When iconic actors are booked by advertising agencies for voice-over sessions, the poor creatives responsible for producing the campaign sometimes get more than they bargained for.
This clip featuring awesome Orson Welles was around when I was cutting my teeth in commercial production at Bradford’s Pennine Radio in 1979, so I guess it must be from the 1960s. As a young man, I recall listening in open-mouthed amazement (and admiration) to his increasingly angry put-downs as his frustration with the producer got the better of him.
This William Shatner clip was played on Howard Stern’s radio show. I don’t know when it was originally recorded, but again it’s a delightful example of a young creative struggling to contain a famous actor’s sense of mischief when he thinks that the person directing him really doesn’t have a clue — which certainly sounds like the case in this hilarious clip.
The point about booking incredibly famous, accomplished actors to voice commercials is — as far as the actors are concerned — that you want their voice to help sell your product, delivered in their unique style. Why, they think, would you need to tell them how to say it? What could you possibly know, that they don’t already know with all their experience, about how best to deliver what are often dreadful lines of commercial copy?
That’s one of the differences between jobbing VO artists and famous actors who voice commercials: the jobbing VO artists have to pretend to be happy taking direction and often have to rein in their annoyance when asked to read the same thing twenty times or more, emphasising this or that word, until the creative director is satisfied he’s got his money’s-worth out of the ‘talent’ (and often ends up using take one or two anyway). Many famous actors expect to turn up, read it once, maybe twice, their way, and go home again.

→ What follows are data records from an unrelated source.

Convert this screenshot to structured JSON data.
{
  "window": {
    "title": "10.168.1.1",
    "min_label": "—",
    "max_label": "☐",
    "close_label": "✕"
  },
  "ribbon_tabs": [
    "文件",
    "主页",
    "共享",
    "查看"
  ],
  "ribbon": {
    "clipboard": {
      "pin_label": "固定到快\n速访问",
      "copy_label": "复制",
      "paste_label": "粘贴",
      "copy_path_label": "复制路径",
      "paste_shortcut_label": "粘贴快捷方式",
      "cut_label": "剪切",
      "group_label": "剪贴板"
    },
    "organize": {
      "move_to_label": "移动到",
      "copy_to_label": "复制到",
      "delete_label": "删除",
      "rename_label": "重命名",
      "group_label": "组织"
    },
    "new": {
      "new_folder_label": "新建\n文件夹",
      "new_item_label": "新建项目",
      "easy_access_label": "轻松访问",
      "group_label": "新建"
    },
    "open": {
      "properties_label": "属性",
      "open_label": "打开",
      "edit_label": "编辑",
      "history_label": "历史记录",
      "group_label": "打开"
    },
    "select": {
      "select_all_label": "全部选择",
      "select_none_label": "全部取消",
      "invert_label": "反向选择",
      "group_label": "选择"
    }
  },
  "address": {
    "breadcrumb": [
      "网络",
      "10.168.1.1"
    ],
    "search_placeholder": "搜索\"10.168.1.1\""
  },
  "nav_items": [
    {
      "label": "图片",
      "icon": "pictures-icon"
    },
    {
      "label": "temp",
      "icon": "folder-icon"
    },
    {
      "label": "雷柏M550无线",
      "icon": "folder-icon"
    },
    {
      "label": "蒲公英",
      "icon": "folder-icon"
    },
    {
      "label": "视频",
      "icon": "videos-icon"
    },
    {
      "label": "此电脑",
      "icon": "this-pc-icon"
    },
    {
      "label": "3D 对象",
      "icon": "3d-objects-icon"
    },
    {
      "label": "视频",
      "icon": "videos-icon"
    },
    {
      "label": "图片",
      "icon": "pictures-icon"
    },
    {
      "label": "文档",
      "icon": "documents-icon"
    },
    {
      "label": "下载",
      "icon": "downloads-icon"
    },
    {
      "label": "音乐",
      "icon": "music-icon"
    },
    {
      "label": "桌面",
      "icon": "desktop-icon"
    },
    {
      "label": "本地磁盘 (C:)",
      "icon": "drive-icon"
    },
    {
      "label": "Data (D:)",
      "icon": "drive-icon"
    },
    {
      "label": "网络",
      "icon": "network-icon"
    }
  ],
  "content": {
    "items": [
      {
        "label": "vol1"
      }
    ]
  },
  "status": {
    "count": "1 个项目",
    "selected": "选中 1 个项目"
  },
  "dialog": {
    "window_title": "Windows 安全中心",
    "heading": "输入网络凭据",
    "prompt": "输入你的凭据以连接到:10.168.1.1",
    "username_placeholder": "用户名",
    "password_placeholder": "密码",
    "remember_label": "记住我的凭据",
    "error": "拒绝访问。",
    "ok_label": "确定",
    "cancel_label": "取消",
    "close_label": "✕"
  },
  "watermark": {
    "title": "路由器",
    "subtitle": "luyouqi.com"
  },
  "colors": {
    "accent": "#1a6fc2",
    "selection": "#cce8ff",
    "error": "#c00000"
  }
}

They’re not above getting rather stroppy if it doesn’t work out that way. Personally, I don’t blame them one little bit.